A vast body of research has demonstrated changes in brain processes in CRPS. The MEMOIR trial will investigate the effectiveness of two novel brain-directed treatments to reduce pain and improve function in people with CRPS.
MEMOIR consolidates the expertise of scientists and clinicians from NeuRA (A/Prof James McAuley, A/Prof Sylvia Gustin, Mr Michael Ferraro), the University of South Australia (Prof Lorimer Moseley), the University of Sydney (Prof Andrew McLachlan), the University of Notre Dame Australia Fremantle (Prof Benedict Wand, Prof Eric Visser), the University of Exeter (Prof Sallie Lamb), Brunel University London (Dr Neil O’Connell) and the University of Oxford (Dr Hopin Lee).

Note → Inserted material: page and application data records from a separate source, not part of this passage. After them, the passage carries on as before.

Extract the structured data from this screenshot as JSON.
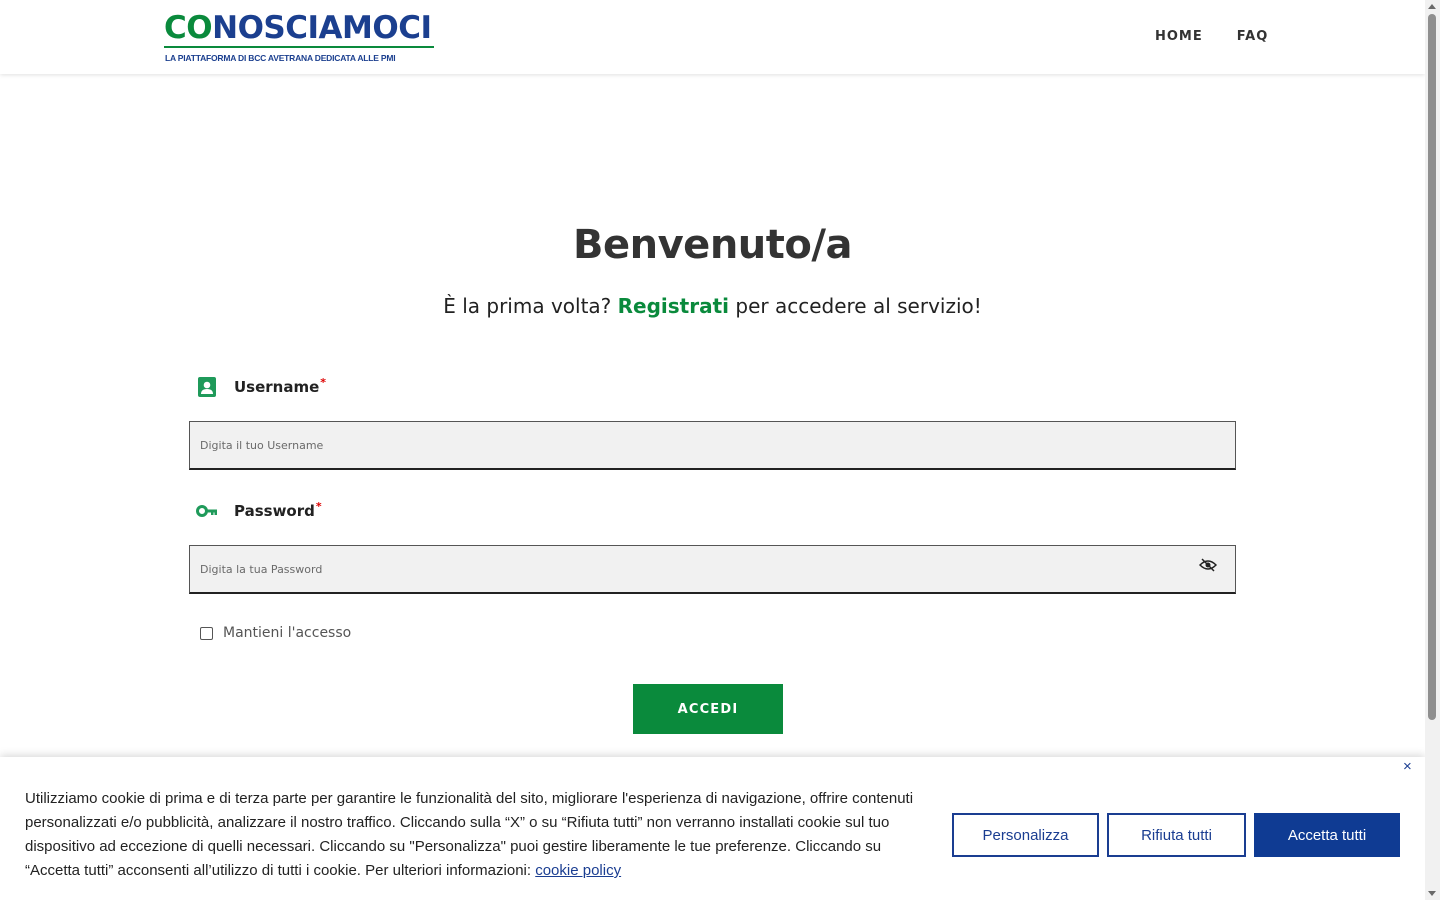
{
  "header": {
    "logo_text": "CONOSCIAMOCI",
    "logo_tagline": "LA PIATTAFORMA DI BCC AVETRANA DEDICATA ALLE PMI",
    "nav": [
      {
        "label": "HOME"
      },
      {
        "label": "FAQ"
      }
    ]
  },
  "main": {
    "title": "Benvenuto/a",
    "subtitle_before": "È la prima volta?",
    "subtitle_link": "Registrati",
    "subtitle_after": "per accedere al servizio!",
    "username": {
      "label": "Username",
      "required_mark": "*",
      "placeholder": "Digita il tuo Username",
      "value": "",
      "icon": "contact-card-icon"
    },
    "password": {
      "label": "Password",
      "required_mark": "*",
      "placeholder": "Digita la tua Password",
      "value": "",
      "icon": "key-icon",
      "toggle_icon": "eye-off-icon"
    },
    "remember_label": "Mantieni l'accesso",
    "remember_checked": false,
    "submit_label": "ACCEDI"
  },
  "cookie": {
    "text": "Utilizziamo cookie di prima e di terza parte per garantire le funzionalità del sito, migliorare l'esperienza di navigazione, offrire contenuti personalizzati e/o pubblicità, analizzare il nostro traffico. Cliccando sulla “X” o su “Rifiuta tutti” non verranno installati cookie sul tuo dispositivo ad eccezione di quelli necessari. Cliccando su \"Personalizza\" puoi gestire liberamente le tue preferenze. Cliccando su “Accetta tutti” acconsenti all’utilizzo di tutti i cookie. Per ulteriori informazioni:",
    "link_text": "cookie policy",
    "close_label": "×",
    "buttons": {
      "customize": "Personalizza",
      "reject": "Rifiuta tutti",
      "accept": "Accetta tutti"
    }
  },
  "colors": {
    "brand_green": "#0a8a3c",
    "brand_blue": "#1b3f8f",
    "cookie_blue": "#0f3b93"
  }
}
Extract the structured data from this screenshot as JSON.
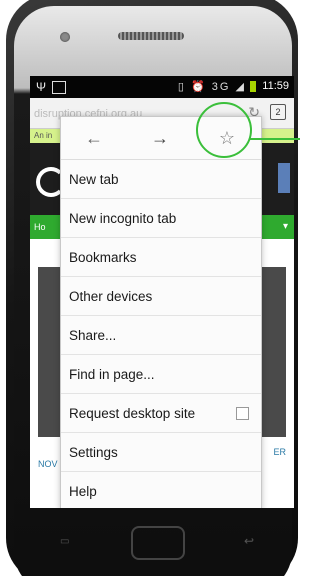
{
  "status_bar": {
    "time": "11:59",
    "signal_label": "3G"
  },
  "browser": {
    "url": "disruption.cefni.org.au",
    "tab_count": "2"
  },
  "page": {
    "banner_text": "An in",
    "greenbar_text": "Ho",
    "bottom_left": "NOV",
    "bottom_right": "ER"
  },
  "menu": {
    "nav": {
      "back_icon": "←",
      "forward_icon": "→",
      "bookmark_icon": "☆"
    },
    "items": [
      {
        "label": "New tab"
      },
      {
        "label": "New incognito tab"
      },
      {
        "label": "Bookmarks"
      },
      {
        "label": "Other devices"
      },
      {
        "label": "Share..."
      },
      {
        "label": "Find in page..."
      },
      {
        "label": "Request desktop site",
        "checkbox": false
      },
      {
        "label": "Settings"
      },
      {
        "label": "Help"
      }
    ]
  },
  "colors": {
    "accent": "#3bbf3b",
    "site_green": "#2faa2f",
    "battery": "#a6d300"
  }
}
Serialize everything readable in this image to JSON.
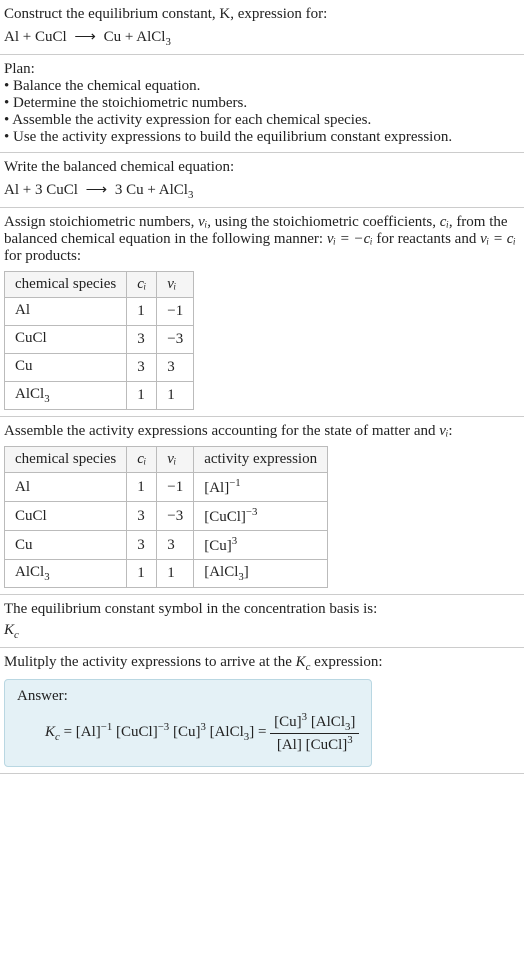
{
  "intro": {
    "line1": "Construct the equilibrium constant, K, expression for:",
    "eq_unbalanced_lhs": "Al + CuCl",
    "arrow": "⟶",
    "eq_unbalanced_rhs_a": "Cu + AlCl",
    "eq_unbalanced_rhs_sub": "3"
  },
  "plan": {
    "heading": "Plan:",
    "items": [
      "Balance the chemical equation.",
      "Determine the stoichiometric numbers.",
      "Assemble the activity expression for each chemical species.",
      "Use the activity expressions to build the equilibrium constant expression."
    ]
  },
  "balanced": {
    "heading": "Write the balanced chemical equation:",
    "lhs": "Al + 3 CuCl",
    "arrow": "⟶",
    "rhs_a": "3 Cu + AlCl",
    "rhs_sub": "3"
  },
  "stoich": {
    "text_a": "Assign stoichiometric numbers, ",
    "nu_i": "νᵢ",
    "text_b": ", using the stoichiometric coefficients, ",
    "c_i": "cᵢ",
    "text_c": ", from the balanced chemical equation in the following manner: ",
    "rule_react": "νᵢ = −cᵢ",
    "text_d": " for reactants and ",
    "rule_prod": "νᵢ = cᵢ",
    "text_e": " for products:",
    "headers": [
      "chemical species",
      "cᵢ",
      "νᵢ"
    ],
    "rows": [
      {
        "sp": "Al",
        "sp_sub": "",
        "c": "1",
        "v": "−1"
      },
      {
        "sp": "CuCl",
        "sp_sub": "",
        "c": "3",
        "v": "−3"
      },
      {
        "sp": "Cu",
        "sp_sub": "",
        "c": "3",
        "v": "3"
      },
      {
        "sp": "AlCl",
        "sp_sub": "3",
        "c": "1",
        "v": "1"
      }
    ]
  },
  "activity": {
    "heading_a": "Assemble the activity expressions accounting for the state of matter and ",
    "nu_i": "νᵢ",
    "heading_b": ":",
    "headers": [
      "chemical species",
      "cᵢ",
      "νᵢ",
      "activity expression"
    ],
    "rows": [
      {
        "sp": "Al",
        "sp_sub": "",
        "c": "1",
        "v": "−1",
        "act_base": "[Al]",
        "act_exp": "−1"
      },
      {
        "sp": "CuCl",
        "sp_sub": "",
        "c": "3",
        "v": "−3",
        "act_base": "[CuCl]",
        "act_exp": "−3"
      },
      {
        "sp": "Cu",
        "sp_sub": "",
        "c": "3",
        "v": "3",
        "act_base": "[Cu]",
        "act_exp": "3"
      },
      {
        "sp": "AlCl",
        "sp_sub": "3",
        "c": "1",
        "v": "1",
        "act_base": "[AlCl",
        "act_sub": "3",
        "act_after": "]",
        "act_exp": ""
      }
    ]
  },
  "symbol": {
    "text": "The equilibrium constant symbol in the concentration basis is:",
    "K": "K",
    "c": "c"
  },
  "final": {
    "heading": "Mulitply the activity expressions to arrive at the ",
    "K": "K",
    "c": "c",
    "heading_b": " expression:",
    "answer_label": "Answer:",
    "lhs_K": "K",
    "lhs_c": "c",
    "eq": " = ",
    "term1_base": "[Al]",
    "term1_exp": "−1",
    "term2_base": "[CuCl]",
    "term2_exp": "−3",
    "term3_base": "[Cu]",
    "term3_exp": "3",
    "term4_a": "[AlCl",
    "term4_sub": "3",
    "term4_b": "]",
    "eq2": " = ",
    "num_a": "[Cu]",
    "num_exp": "3",
    "num_b": " [AlCl",
    "num_sub": "3",
    "num_c": "]",
    "den_a": "[Al] [CuCl]",
    "den_exp": "3"
  },
  "chart_data": {
    "type": "table",
    "tables": [
      {
        "title": "Stoichiometric numbers",
        "columns": [
          "chemical species",
          "c_i",
          "nu_i"
        ],
        "rows": [
          [
            "Al",
            1,
            -1
          ],
          [
            "CuCl",
            3,
            -3
          ],
          [
            "Cu",
            3,
            3
          ],
          [
            "AlCl3",
            1,
            1
          ]
        ]
      },
      {
        "title": "Activity expressions",
        "columns": [
          "chemical species",
          "c_i",
          "nu_i",
          "activity expression"
        ],
        "rows": [
          [
            "Al",
            1,
            -1,
            "[Al]^-1"
          ],
          [
            "CuCl",
            3,
            -3,
            "[CuCl]^-3"
          ],
          [
            "Cu",
            3,
            3,
            "[Cu]^3"
          ],
          [
            "AlCl3",
            1,
            1,
            "[AlCl3]"
          ]
        ]
      }
    ]
  }
}
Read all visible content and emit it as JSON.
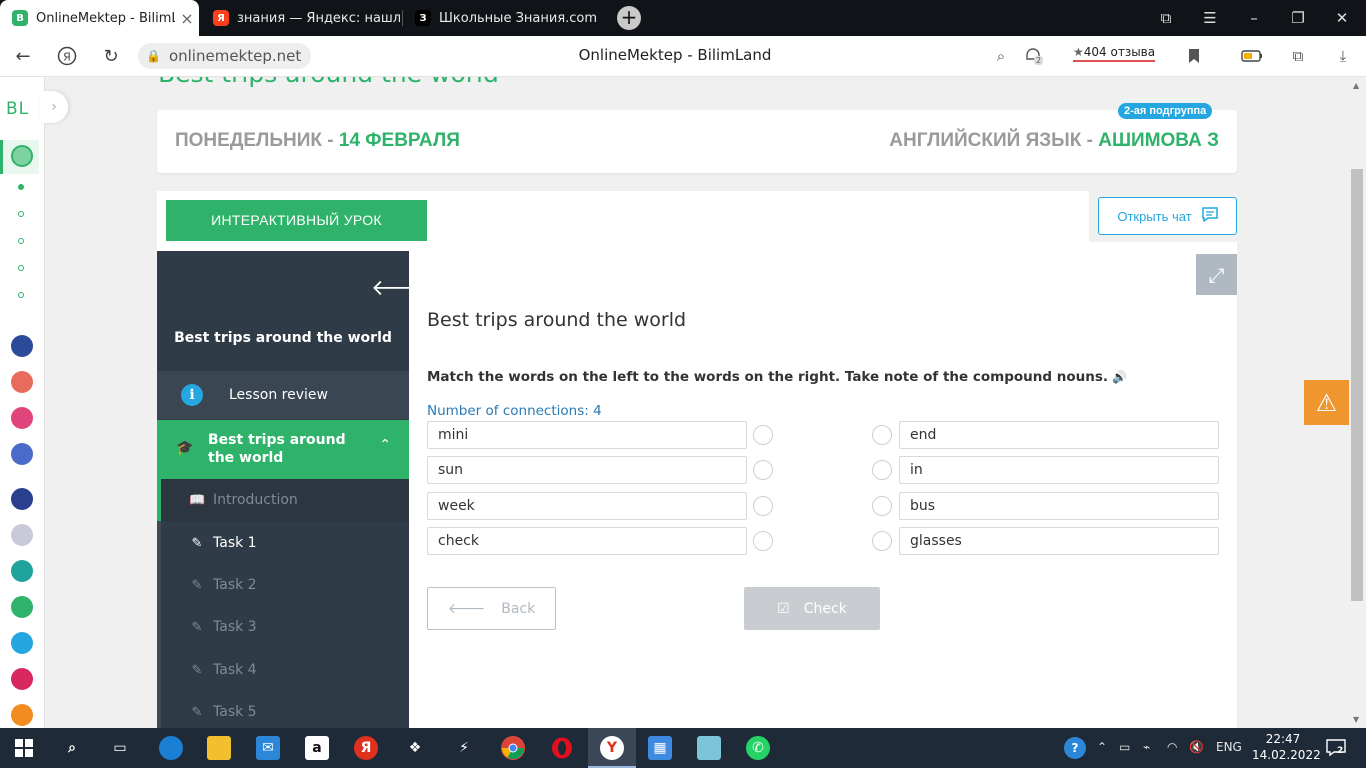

Due to the COVID-19 global pandemic, the commencement of MEMOIR has been delayed. Recruitment for MEMOIR will commence in September 2020.
The SafeTrip study aims to investigate how older adults learn protective stepping skills to avoid falls when encountering obstacles, trips and slips. With NeuRA’s cutting-edge motion capture system and other wearable devices, the SafeTrip team will be able to observe and analyse movement and muscle activity during reactive or proactive step training.
The SafeTrip team are looking for older adults aged 65 years and over who:
Eligible candidates will be invited to NeuRA for baseline assessment before being randomly allocated to either the reactive or proactive step training programs. All participants will undertake at least 3 training sessions, however, depending on their allocation, may be invited to undertake 1-3 additional training sessions throughout the year.
For more information or to get involved, please contact the SafeTrip team on 02 9399 1067 or firstname.lastname@example.org. HC190952
Dr Gatt is co-leading a project with speech pathologist Verity MacMillan that focuses on stuttering and its impact on wellbeing in children and their caregivers. The mental health and wellbeing of children who stutter and their caregivers will be evaluated pre-treatment, mid-treatment and post-treatment to evaluate changes in response to stuttering treatment. We will determine the impact that stuttering has on mental wellbeing from the outset, as well as the factors that determine an optimal and faster treatment response.
The investigators on this project include Verity MacMillan (SWSLHD) and Justine Gatt as Co-Leads (NeuRA and UNSW, Australia), and Stacey Sheedy (SWSLHD), Wendy Lloyd (SWSLHD) and Haeme Park (NeuRA and UNSW, Australia) as co-investigators.
This project is currently supported by a SWSLHD Clinical Knowledge Exchange Seed Funding Initiative.